- 3/4 teaspoon Kosher salt plus more to taste
- Freshly ground black pepper
In a medium saucepan (I use a 3 1/2 quart) whisk together two tablespoons of the red pepper paste and 1 1/2 tablespoons tomato paste with 1 cup of the boiling water until the mixture is smooth. Put the pan on the stove and add the rinsed cracked wheat, 3/4 teaspoon salt and the remaining two cups of boiling water to the paste/water mixture. Stir the mixture together, turn the heat on the stove, high enough to bring the water in the mixture back to a boil then turn off the heat and cover the saucepan with a lid. Let this sit for 12-15 minutes until the liquid has been completely absorbed.
While waiting for the cracked wheat to soften, heat about two tablespoons olive oil in a small saucepan. Add the diced onions and red bell pepper and cook for one minute. Season with a pinch of salt then add the ground cumin, paprika and the remaining 1 tablespoon red pepper paste and 1/2 tablespoon tomato paste. Add another tablespoon of olive oil if you like. Stir the spices and pastes into the vegetables and cook for just another minute or two, until the pastes and spices have heated up. Take this mixture off the heat.
Once the cracked wheat has softened (all the liquid should have been absorbed), fluff it with a fork and transfer to a large bowl. Add the cooked onion and red pepper mixture and stir together.
Add the chopped parsley, mint, scallions, lemon juice, four tablespoons olive oil and 1 tablespoon of pomegranate molasses, if using. Feel free to to add more salt, pepper, cumin, paprika, pomegranate molasses and lemon juice to suit your taste. Toss and serve. This is great at chilled or at room temperature. It keeps for several days and tastes better as it sits.
1. I use the Ziyad brand of Cracked wheat, #2 size. This cooking method is what works for this brand. Depending on the brand or size of grain you use, the cooking time may vary.
2. Start with the smaller range of the ingredient amounts. It's easy to stir in more as you taste.

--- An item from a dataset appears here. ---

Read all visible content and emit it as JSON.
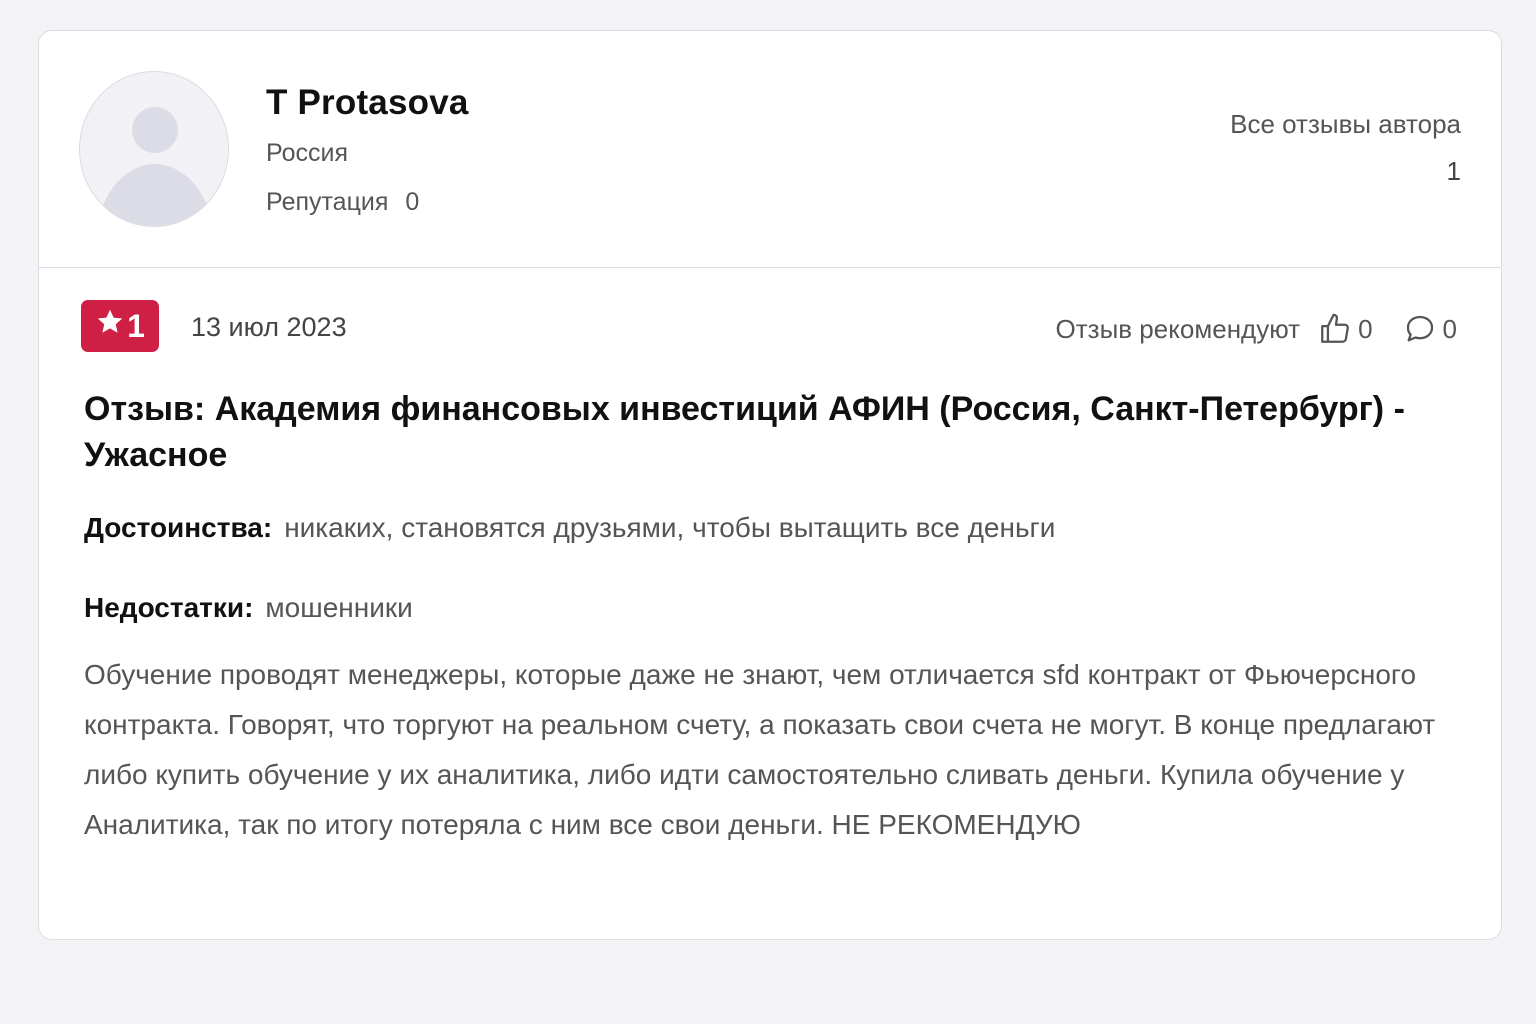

3. The Hot Red Pepper paste is better for this recipe. It's not spicy at all but somehow it has a better flavor. I use the Sera brand. For the tomato paste, I use the Tukas brand. And for the pomegranate molasses, I use the Cortas brand. If you can find these items locally, the prices would be much more reasonable than ordering on Amazon.